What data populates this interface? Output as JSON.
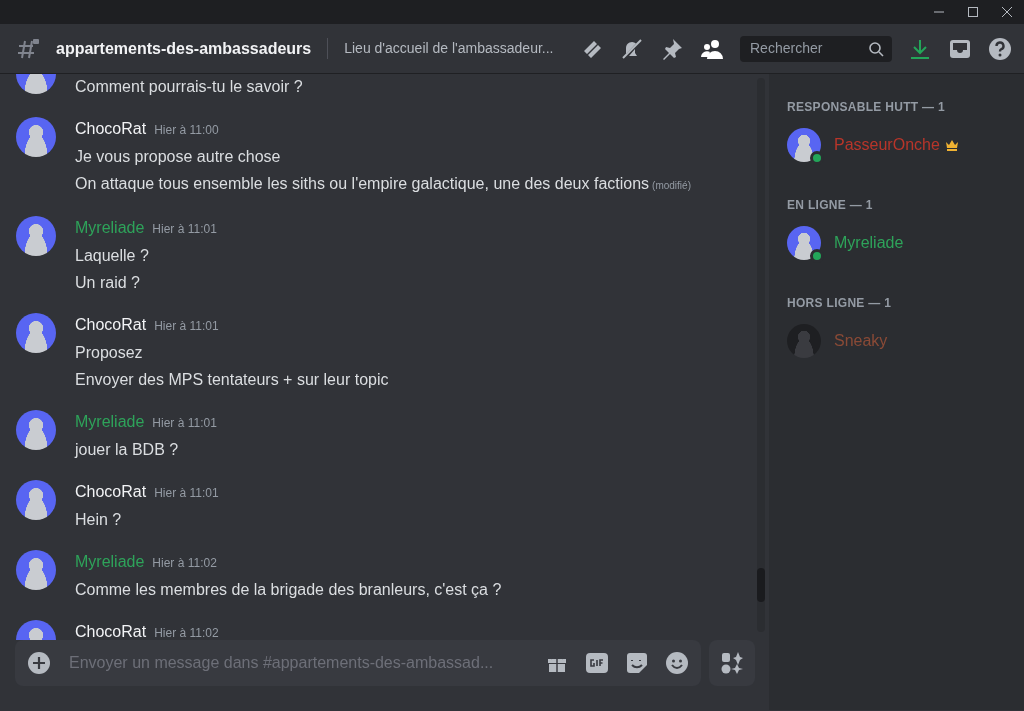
{
  "channel": {
    "name": "appartements-des-ambassadeurs",
    "topic": "Lieu d'accueil de l'ambassadeur..."
  },
  "search": {
    "placeholder": "Rechercher"
  },
  "messages": [
    {
      "lines": [
        {
          "text": "Comment pourrais-tu le savoir ?"
        }
      ]
    },
    {
      "author": "ChocoRat",
      "color": "#f2f3f5",
      "time": "Hier à 11:00",
      "lines": [
        {
          "text": "Je vous propose autre chose"
        },
        {
          "text": "On attaque tous ensemble les siths ou l'empire galactique, une des deux factions",
          "edited": "(modifié)"
        }
      ]
    },
    {
      "author": "Myreliade",
      "color": "#2ea35a",
      "time": "Hier à 11:01",
      "lines": [
        {
          "text": "Laquelle ?"
        },
        {
          "text": "Un raid ?"
        }
      ]
    },
    {
      "author": "ChocoRat",
      "color": "#f2f3f5",
      "time": "Hier à 11:01",
      "lines": [
        {
          "text": "Proposez"
        },
        {
          "text": "Envoyer des MPS tentateurs + sur leur topic"
        }
      ]
    },
    {
      "author": "Myreliade",
      "color": "#2ea35a",
      "time": "Hier à 11:01",
      "lines": [
        {
          "text": "jouer la BDB ?"
        }
      ]
    },
    {
      "author": "ChocoRat",
      "color": "#f2f3f5",
      "time": "Hier à 11:01",
      "lines": [
        {
          "text": "Hein ?"
        }
      ]
    },
    {
      "author": "Myreliade",
      "color": "#2ea35a",
      "time": "Hier à 11:02",
      "lines": [
        {
          "text": "Comme les membres de la brigade des branleurs, c'est ça ?"
        }
      ]
    },
    {
      "author": "ChocoRat",
      "color": "#f2f3f5",
      "time": "Hier à 11:02"
    }
  ],
  "composer": {
    "placeholder": "Envoyer un message dans #appartements-des-ambassad..."
  },
  "member_groups": [
    {
      "title": "RESPONSABLE HUTT — 1",
      "members": [
        {
          "name": "PasseurOnche",
          "color": "#b8352a",
          "online": true,
          "owner": true
        }
      ]
    },
    {
      "title": "EN LIGNE — 1",
      "members": [
        {
          "name": "Myreliade",
          "color": "#2ea35a",
          "online": true,
          "owner": false
        }
      ]
    },
    {
      "title": "HORS LIGNE — 1",
      "members": [
        {
          "name": "Sneaky",
          "color": "#8a4a36",
          "online": false,
          "owner": false
        }
      ]
    }
  ]
}
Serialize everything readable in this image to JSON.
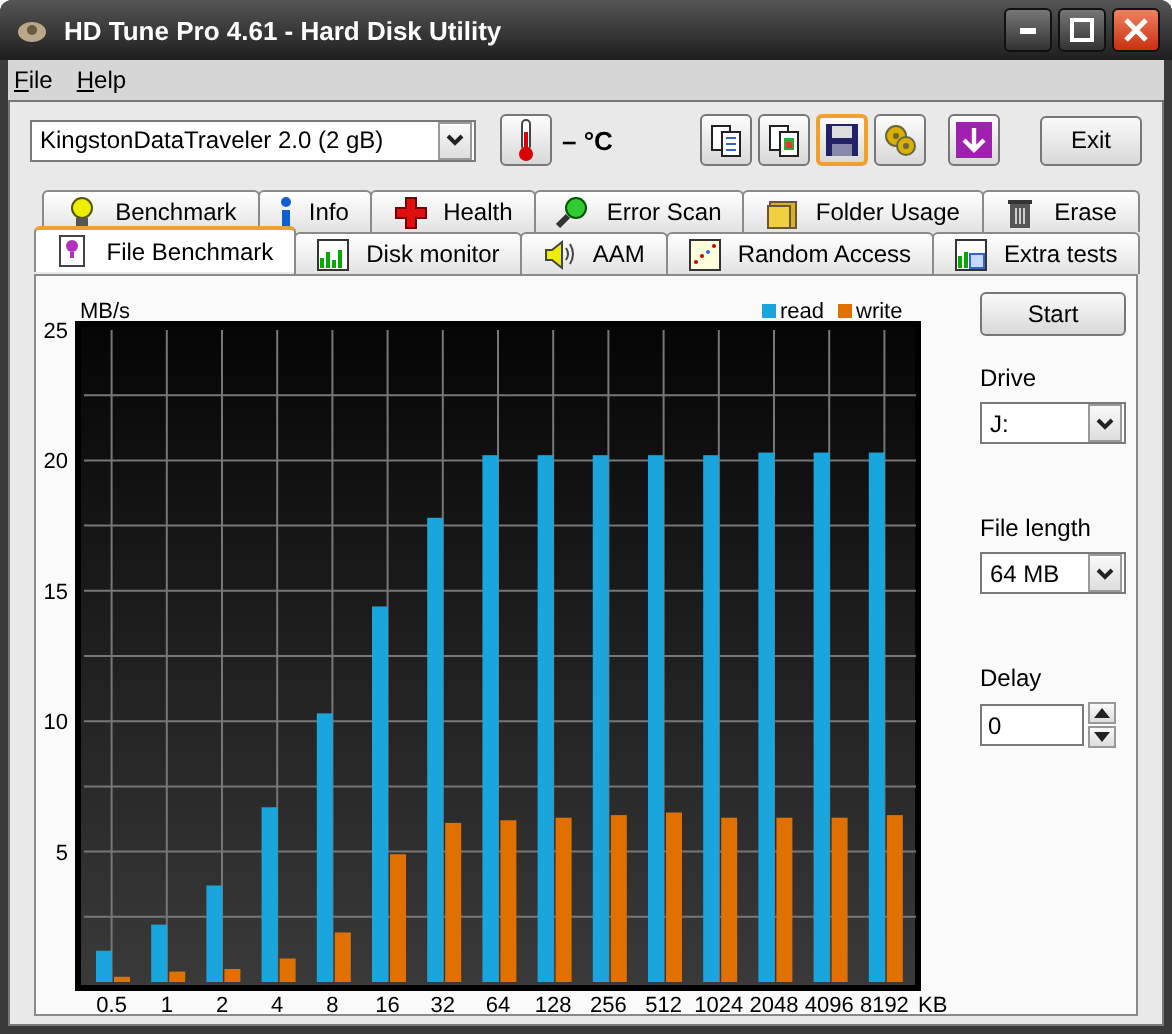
{
  "window": {
    "title": "HD Tune Pro 4.61 - Hard Disk Utility"
  },
  "menu": [
    "File",
    "Help"
  ],
  "toolbar": {
    "drive": "KingstonDataTraveler 2.0 (2 gB)",
    "temperature": "– °C",
    "exit": "Exit"
  },
  "tabs_top": [
    {
      "label": "Benchmark",
      "selected": false
    },
    {
      "label": "Info",
      "selected": false
    },
    {
      "label": "Health",
      "selected": false
    },
    {
      "label": "Error Scan",
      "selected": false
    },
    {
      "label": "Folder Usage",
      "selected": false
    },
    {
      "label": "Erase",
      "selected": false
    }
  ],
  "tabs_bottom": [
    {
      "label": "File Benchmark",
      "selected": true
    },
    {
      "label": "Disk monitor",
      "selected": false
    },
    {
      "label": "AAM",
      "selected": false
    },
    {
      "label": "Random Access",
      "selected": false
    },
    {
      "label": "Extra tests",
      "selected": false
    }
  ],
  "chart": {
    "chart_data": {
      "type": "bar",
      "ylabel": "MB/s",
      "xlabel": "KB",
      "categories": [
        "0.5",
        "1",
        "2",
        "4",
        "8",
        "16",
        "32",
        "64",
        "128",
        "256",
        "512",
        "1024",
        "2048",
        "4096",
        "8192"
      ],
      "series": [
        {
          "name": "read",
          "color": "#1aa6dc",
          "values": [
            1.2,
            2.2,
            3.7,
            6.7,
            10.3,
            14.4,
            17.8,
            20.2,
            20.2,
            20.2,
            20.2,
            20.2,
            20.3,
            20.3,
            20.3
          ]
        },
        {
          "name": "write",
          "color": "#e07000",
          "values": [
            0.2,
            0.4,
            0.5,
            0.9,
            1.9,
            4.9,
            6.1,
            6.2,
            6.3,
            6.4,
            6.5,
            6.3,
            6.3,
            6.3,
            6.4
          ]
        }
      ],
      "ylim": [
        0,
        25
      ],
      "yticks": [
        5,
        10,
        15,
        20,
        25
      ],
      "grid": true,
      "legend": true
    }
  },
  "controls": {
    "start": "Start",
    "drive_label": "Drive",
    "drive": "J:",
    "file_length_label": "File length",
    "file_length": "64 MB",
    "delay_label": "Delay",
    "delay": "0"
  }
}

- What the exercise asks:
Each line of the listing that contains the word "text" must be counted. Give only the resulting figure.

- Response to the exercise:
10